Writing and literature blogs are an obvious choice for hosting a blog tour, but they’re not the only choice. Take the themes in your book or your life and look for relevant blogs outside the writing world. As long as you put together a sensible and well-written piece, anything you blog on will give your book a bit more exposure that will hopefully translate into more sales.

I’m kicking off my virtual book tour on Dee Scribe writing because the book tour was Dee’s idea (and a great one at that). And I’ll get things started at the start, with the inspiration for the first paragraph of my new book Tiger Terror.

It was probably my mother’s screaming that frightened the cat. It’s just a guess. No one knows for sure why a cat fell from a ten-storey building onto my head. It was about the last thing I was expecting on my visit to Summercity. I wasn’t expecting to get mixed up with tigers either. I live in Australia. A tiger is one dangerous animal I shouldn’t have to worry about. But the cat changed all that.

The curious incident of the falling cat might sound like the product of an author’s  imagination, but it was actually inspired by a true story. Some years back a cat fell from a high rise apartment block in China, hitting and injuring a woman. The event triggered calls for pets to be banned from apartment blocks. I have no idea how things panned out for the cat, the woman or pets in China, in general, but the story stuck in my mind. Eventually I found a home for it in Tiger Terror.

In the story, the falling cat puts Hazard River’s narrator, Jack Wilde, in hospital. But just before it does so, Jack spots two men in a traditional medicine shop handling a tiger’s paw. The Hazard River gang must track down the men before they kill another tiger. The action is fictitious, but it was inspired by a worrying fact. Tigers are on the verge of extinction. One hundred years ago more than 100,000 tigers roamed Asia, now the numbers have dropped to around 3,000. Three subspecies of tigers have already become extinct. The rest live in isolated populations, threatened by poachers and habitat destruction.

The whole Hazard River series is firmly rooted in the real world. It came out of a family holiday on the Noosa River. My sons teamed up with friends and spent the summer exploring sand banks, dodging sting rays, building camps, getting stuck in quicksand, discovering abandoned boats, finding a whole lot of thongs (where do they come from) and having a Boys Versus Wild adventure.  I had to write about it.

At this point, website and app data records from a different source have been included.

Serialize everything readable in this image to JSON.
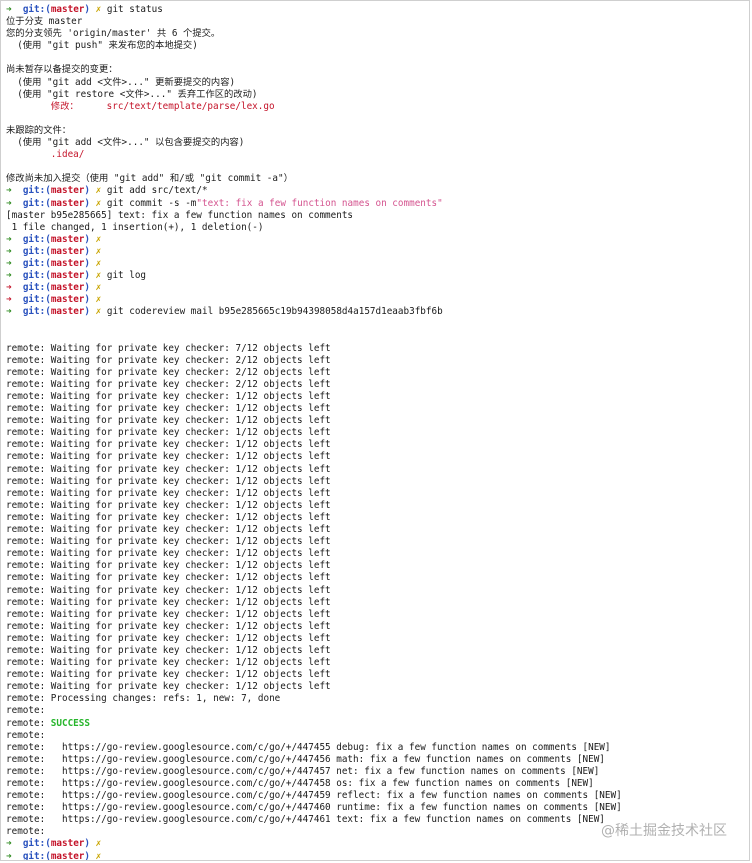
{
  "colors": {
    "arrow_green": "#2e8b1f",
    "arrow_red": "#c4142a",
    "git_blue": "#2a52be",
    "branch_red": "#c4142a",
    "dirty_yellow": "#c9a500",
    "success_green": "#25b52a",
    "commit_msg_pink": "#d4548f"
  },
  "prompt": {
    "arrow": "➜",
    "git": "git:",
    "open": "(",
    "branch": "master",
    "close": ")",
    "dirty": "✗"
  },
  "lines": [
    {
      "t": "prompt",
      "arrow": "g",
      "cmd": "git status"
    },
    {
      "t": "plain",
      "text": "位于分支 master"
    },
    {
      "t": "plain",
      "text": "您的分支领先 'origin/master' 共 6 个提交。"
    },
    {
      "t": "plain",
      "text": "  (使用 \"git push\" 来发布您的本地提交)"
    },
    {
      "t": "blank"
    },
    {
      "t": "plain",
      "text": "尚未暂存以备提交的变更："
    },
    {
      "t": "plain",
      "text": "  (使用 \"git add <文件>...\" 更新要提交的内容)"
    },
    {
      "t": "plain",
      "text": "  (使用 \"git restore <文件>...\" 丢弃工作区的改动)"
    },
    {
      "t": "red",
      "text": "        修改：     src/text/template/parse/lex.go"
    },
    {
      "t": "blank"
    },
    {
      "t": "plain",
      "text": "未跟踪的文件："
    },
    {
      "t": "plain",
      "text": "  (使用 \"git add <文件>...\" 以包含要提交的内容)"
    },
    {
      "t": "red",
      "text": "        .idea/"
    },
    {
      "t": "blank"
    },
    {
      "t": "plain",
      "text": "修改尚未加入提交（使用 \"git add\" 和/或 \"git commit -a\"）"
    },
    {
      "t": "prompt",
      "arrow": "g",
      "cmd": "git add src/text/*"
    },
    {
      "t": "prompt",
      "arrow": "g",
      "cmd": "git commit -s -m",
      "msg": "\"text: fix a few function names on comments\""
    },
    {
      "t": "plain",
      "text": "[master b95e285665] text: fix a few function names on comments"
    },
    {
      "t": "plain",
      "text": " 1 file changed, 1 insertion(+), 1 deletion(-)"
    },
    {
      "t": "prompt",
      "arrow": "g",
      "cmd": ""
    },
    {
      "t": "prompt",
      "arrow": "g",
      "cmd": ""
    },
    {
      "t": "prompt",
      "arrow": "g",
      "cmd": ""
    },
    {
      "t": "prompt",
      "arrow": "g",
      "cmd": "git log",
      "mark": true
    },
    {
      "t": "prompt",
      "arrow": "r",
      "cmd": ""
    },
    {
      "t": "prompt",
      "arrow": "r",
      "cmd": ""
    },
    {
      "t": "prompt",
      "arrow": "g",
      "cmd": "git codereview mail b95e285665c19b94398058d4a157d1eaab3fbf6b"
    },
    {
      "t": "blank",
      "mark": true
    },
    {
      "t": "blank"
    },
    {
      "t": "plain",
      "text": "remote: Waiting for private key checker: 7/12 objects left",
      "mark": true
    },
    {
      "t": "plain",
      "text": "remote: Waiting for private key checker: 2/12 objects left"
    },
    {
      "t": "plain",
      "text": "remote: Waiting for private key checker: 2/12 objects left",
      "mark": true
    },
    {
      "t": "plain",
      "text": "remote: Waiting for private key checker: 2/12 objects left"
    },
    {
      "t": "plain",
      "text": "remote: Waiting for private key checker: 1/12 objects left"
    },
    {
      "t": "plain",
      "text": "remote: Waiting for private key checker: 1/12 objects left"
    },
    {
      "t": "plain",
      "text": "remote: Waiting for private key checker: 1/12 objects left"
    },
    {
      "t": "plain",
      "text": "remote: Waiting for private key checker: 1/12 objects left"
    },
    {
      "t": "plain",
      "text": "remote: Waiting for private key checker: 1/12 objects left"
    },
    {
      "t": "plain",
      "text": "remote: Waiting for private key checker: 1/12 objects left"
    },
    {
      "t": "plain",
      "text": "remote: Waiting for private key checker: 1/12 objects left"
    },
    {
      "t": "plain",
      "text": "remote: Waiting for private key checker: 1/12 objects left"
    },
    {
      "t": "plain",
      "text": "remote: Waiting for private key checker: 1/12 objects left"
    },
    {
      "t": "plain",
      "text": "remote: Waiting for private key checker: 1/12 objects left"
    },
    {
      "t": "plain",
      "text": "remote: Waiting for private key checker: 1/12 objects left"
    },
    {
      "t": "plain",
      "text": "remote: Waiting for private key checker: 1/12 objects left"
    },
    {
      "t": "plain",
      "text": "remote: Waiting for private key checker: 1/12 objects left"
    },
    {
      "t": "plain",
      "text": "remote: Waiting for private key checker: 1/12 objects left"
    },
    {
      "t": "plain",
      "text": "remote: Waiting for private key checker: 1/12 objects left"
    },
    {
      "t": "plain",
      "text": "remote: Waiting for private key checker: 1/12 objects left"
    },
    {
      "t": "plain",
      "text": "remote: Waiting for private key checker: 1/12 objects left"
    },
    {
      "t": "plain",
      "text": "remote: Waiting for private key checker: 1/12 objects left"
    },
    {
      "t": "plain",
      "text": "remote: Waiting for private key checker: 1/12 objects left"
    },
    {
      "t": "plain",
      "text": "remote: Waiting for private key checker: 1/12 objects left"
    },
    {
      "t": "plain",
      "text": "remote: Waiting for private key checker: 1/12 objects left"
    },
    {
      "t": "plain",
      "text": "remote: Waiting for private key checker: 1/12 objects left"
    },
    {
      "t": "plain",
      "text": "remote: Waiting for private key checker: 1/12 objects left"
    },
    {
      "t": "plain",
      "text": "remote: Waiting for private key checker: 1/12 objects left"
    },
    {
      "t": "plain",
      "text": "remote: Waiting for private key checker: 1/12 objects left"
    },
    {
      "t": "plain",
      "text": "remote: Processing changes: refs: 1, new: 7, done"
    },
    {
      "t": "plain",
      "text": "remote:"
    },
    {
      "t": "success",
      "prefix": "remote: ",
      "text": "SUCCESS"
    },
    {
      "t": "plain",
      "text": "remote:"
    },
    {
      "t": "plain",
      "text": "remote:   https://go-review.googlesource.com/c/go/+/447455 debug: fix a few function names on comments [NEW]"
    },
    {
      "t": "plain",
      "text": "remote:   https://go-review.googlesource.com/c/go/+/447456 math: fix a few function names on comments [NEW]"
    },
    {
      "t": "plain",
      "text": "remote:   https://go-review.googlesource.com/c/go/+/447457 net: fix a few function names on comments [NEW]"
    },
    {
      "t": "plain",
      "text": "remote:   https://go-review.googlesource.com/c/go/+/447458 os: fix a few function names on comments [NEW]"
    },
    {
      "t": "plain",
      "text": "remote:   https://go-review.googlesource.com/c/go/+/447459 reflect: fix a few function names on comments [NEW]"
    },
    {
      "t": "plain",
      "text": "remote:   https://go-review.googlesource.com/c/go/+/447460 runtime: fix a few function names on comments [NEW]"
    },
    {
      "t": "plain",
      "text": "remote:   https://go-review.googlesource.com/c/go/+/447461 text: fix a few function names on comments [NEW]"
    },
    {
      "t": "plain",
      "text": "remote:"
    },
    {
      "t": "prompt",
      "arrow": "g",
      "cmd": ""
    },
    {
      "t": "prompt",
      "arrow": "g",
      "cmd": ""
    }
  ],
  "watermark": "@稀土掘金技术社区"
}
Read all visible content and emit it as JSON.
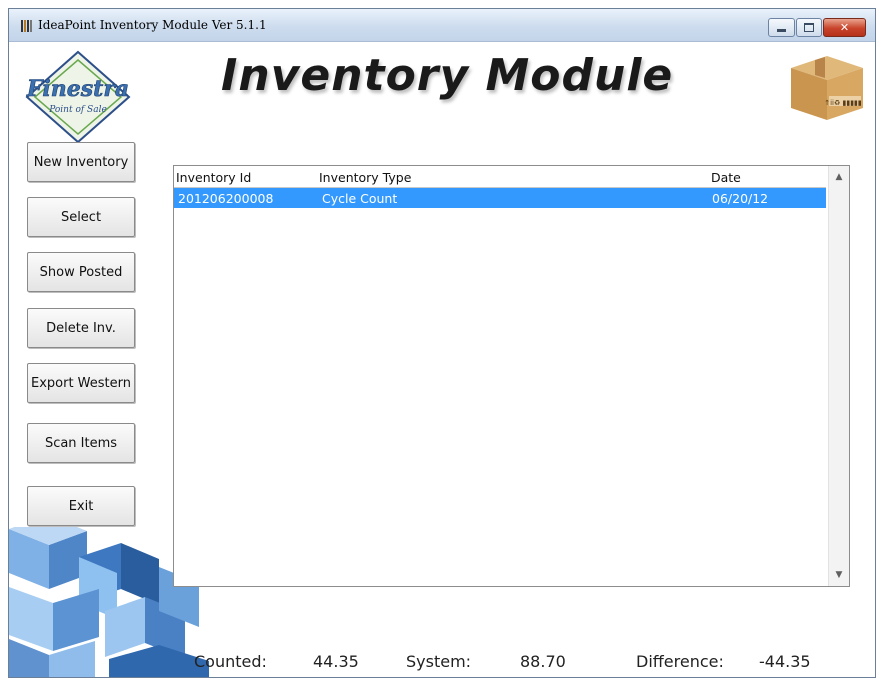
{
  "window": {
    "title": "IdeaPoint Inventory Module Ver 5.1.1"
  },
  "header": {
    "title": "Inventory Module",
    "logo_text_main": "Finestra",
    "logo_text_sub": "Point of Sale",
    "box_text": "↑ii♻ ▮▮▮▮▮"
  },
  "sidebar": {
    "buttons": [
      {
        "label": "New Inventory"
      },
      {
        "label": "Select"
      },
      {
        "label": "Show Posted"
      },
      {
        "label": "Delete Inv."
      },
      {
        "label": "Export Western"
      },
      {
        "label": "Scan Items"
      },
      {
        "label": "Exit"
      }
    ]
  },
  "grid": {
    "columns": [
      "Inventory Id",
      "Inventory Type",
      "Date"
    ],
    "rows": [
      {
        "id": "201206200008",
        "type": "Cycle Count",
        "date": "06/20/12",
        "selected": true
      }
    ]
  },
  "totals": {
    "counted_label": "Counted:",
    "counted_value": "44.35",
    "system_label": "System:",
    "system_value": "88.70",
    "difference_label": "Difference:",
    "difference_value": "-44.35"
  },
  "colors": {
    "selection": "#3399ff",
    "titlebar": "#cddcee"
  }
}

My children are a constant source of inspiration, but I don’t just rely on my kids’ adventures. I look back to my own misadventures as a journalist in Asia, Europe and Australia. I also keep an open mind, whatever I’m doing – reading the newspaper, listening to the radio, checking a news website. I’m always looking out for a bizarre story or a quirky tale that I can incorporate into one of my adventures. As we all know – the  truth is often stranger than fiction.

For more details on J.E. Fison’s Hazard River series visit www.hazardriver.com

See the trailer at http://www.youtube.com/watch?v=GZP4wqrSQSk

Stop by my blog at www.juliefison.wordpress.com

Hazard River virtual book tour dates:

14/3/2011 Review of Tiger Terror and Bat Attack http://content.boomerangbooks.com.au/kids-book-capers-blog/friday-book-feature-more-great-hazard-river-adventures/2011/03

15/3/2011 Inspiration – it’s all around us www.deescribewriting.wordpress.com

16/3/2011 Interview http://www.needtoreadthis.com/randomacts.html

17/3/2011Writing for kids helped me become a better parent http://www.womensvillage.com/profiles/blogs/childrens-author-je-fison

18/3/2011 Does my front cover look too scary in this? http://content.boomerangbooks.com.au/literary-clutter-blog/